Looming over “Bad Words” is the potential it could have had, as is, were it released ten years ago. With its focus of R-rated behavior poking at the projected innocence of children, along with the couple of chromosomes that keep Bateman’s Trilby from being a Vince Vaughn character, this movie is certainly a product of the comedies that have sculpted out the manchild story in the past decade.
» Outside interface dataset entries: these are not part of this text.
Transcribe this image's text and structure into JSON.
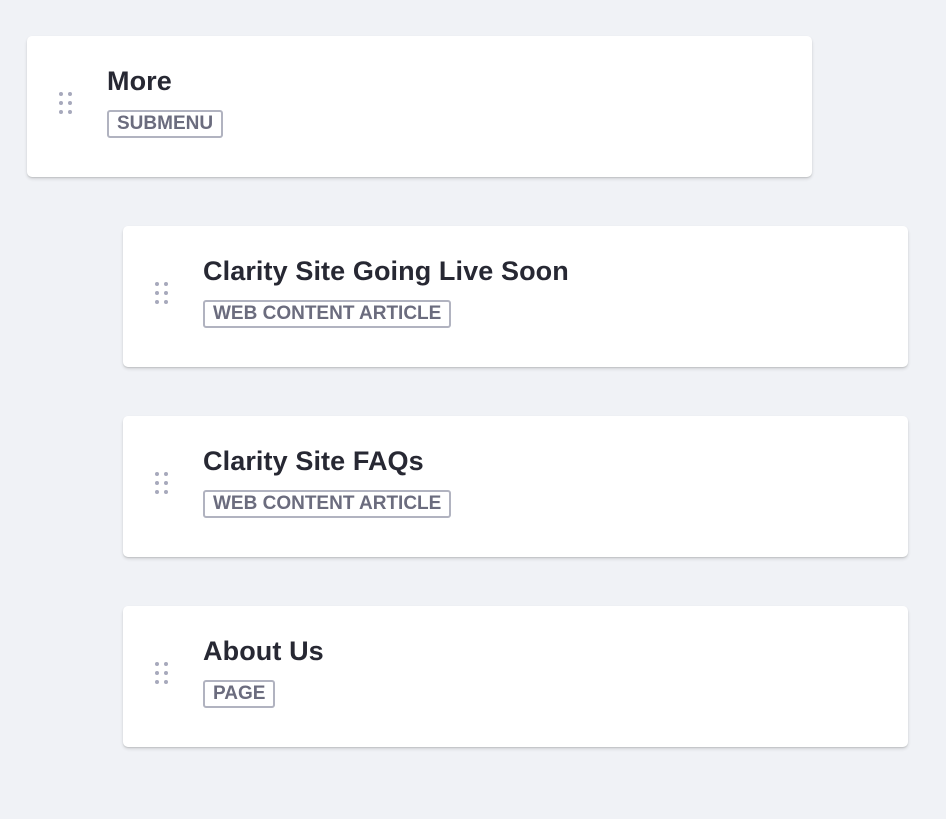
{
  "menu_items": [
    {
      "title": "More",
      "type": "SUBMENU"
    },
    {
      "title": "Clarity Site Going Live Soon",
      "type": "WEB CONTENT ARTICLE"
    },
    {
      "title": "Clarity Site FAQs",
      "type": "WEB CONTENT ARTICLE"
    },
    {
      "title": "About Us",
      "type": "PAGE"
    }
  ],
  "icons": {
    "drag_handle": "drag-handle-icon"
  },
  "colors": {
    "background": "#f0f2f6",
    "card": "#ffffff",
    "title": "#272833",
    "badge_text": "#6b6c7e",
    "badge_border": "#b1b3c0",
    "handle": "#a7a9bc"
  }
}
CHICAGO – People LOVE “The Breakfast Club.” It seems to have even jumped generations. While it likely still appeals most strongly to those of us who were at or near the age of the characters on the film’s initial release, John Hughes’ comedy seems to speak to something timeless about the high school experience. The 25th anniversary edition of “The Breakfast Club” on Blu-ray should be a hit.